App and web page records
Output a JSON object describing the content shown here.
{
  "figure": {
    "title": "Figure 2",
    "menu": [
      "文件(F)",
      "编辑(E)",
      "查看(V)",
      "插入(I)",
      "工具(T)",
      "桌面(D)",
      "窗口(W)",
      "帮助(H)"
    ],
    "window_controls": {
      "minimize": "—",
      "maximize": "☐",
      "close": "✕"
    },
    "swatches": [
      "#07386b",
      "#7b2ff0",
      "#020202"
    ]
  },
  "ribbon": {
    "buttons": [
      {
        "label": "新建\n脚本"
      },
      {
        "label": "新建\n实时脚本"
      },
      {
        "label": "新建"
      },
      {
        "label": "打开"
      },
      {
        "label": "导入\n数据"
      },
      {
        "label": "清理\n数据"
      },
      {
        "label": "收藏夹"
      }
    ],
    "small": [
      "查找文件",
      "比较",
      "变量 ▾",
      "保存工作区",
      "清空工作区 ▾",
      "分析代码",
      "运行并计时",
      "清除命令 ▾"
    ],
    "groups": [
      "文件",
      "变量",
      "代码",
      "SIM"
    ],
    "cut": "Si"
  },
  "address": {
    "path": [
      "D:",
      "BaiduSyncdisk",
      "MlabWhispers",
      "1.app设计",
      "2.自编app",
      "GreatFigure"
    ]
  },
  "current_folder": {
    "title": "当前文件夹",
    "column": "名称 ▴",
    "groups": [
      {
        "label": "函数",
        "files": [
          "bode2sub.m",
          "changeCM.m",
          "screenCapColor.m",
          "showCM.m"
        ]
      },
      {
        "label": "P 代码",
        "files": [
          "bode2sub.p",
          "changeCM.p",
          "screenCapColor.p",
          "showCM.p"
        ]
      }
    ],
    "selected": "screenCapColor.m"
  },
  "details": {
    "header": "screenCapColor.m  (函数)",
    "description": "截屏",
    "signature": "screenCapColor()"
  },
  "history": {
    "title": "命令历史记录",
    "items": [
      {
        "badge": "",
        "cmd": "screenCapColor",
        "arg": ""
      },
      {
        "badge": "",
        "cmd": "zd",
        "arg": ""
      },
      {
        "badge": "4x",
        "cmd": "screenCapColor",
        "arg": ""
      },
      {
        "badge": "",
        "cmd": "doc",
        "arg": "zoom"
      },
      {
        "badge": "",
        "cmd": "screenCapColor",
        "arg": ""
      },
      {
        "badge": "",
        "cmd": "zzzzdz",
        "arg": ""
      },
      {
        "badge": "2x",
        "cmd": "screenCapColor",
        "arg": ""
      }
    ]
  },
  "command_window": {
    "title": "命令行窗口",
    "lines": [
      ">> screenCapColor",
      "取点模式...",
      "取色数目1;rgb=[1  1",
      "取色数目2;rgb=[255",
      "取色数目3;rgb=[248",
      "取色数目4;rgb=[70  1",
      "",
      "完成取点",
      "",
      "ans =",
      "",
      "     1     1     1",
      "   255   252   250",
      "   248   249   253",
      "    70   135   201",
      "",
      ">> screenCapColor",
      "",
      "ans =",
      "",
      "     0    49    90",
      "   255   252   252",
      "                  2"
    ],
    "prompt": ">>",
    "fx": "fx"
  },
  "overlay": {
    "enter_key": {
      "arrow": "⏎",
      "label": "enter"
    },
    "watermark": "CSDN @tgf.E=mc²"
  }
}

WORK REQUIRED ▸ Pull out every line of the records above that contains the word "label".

RESULT FOR THIS EXERCISE ▸
        "label": "新建\n脚本"
        "label": "新建\n实时脚本"
        "label": "新建"
        "label": "打开"
        "label": "导入\n数据"
        "label": "清理\n数据"
        "label": "收藏夹"
        "label": "函数",
        "label": "P 代码",
      "label": "enter"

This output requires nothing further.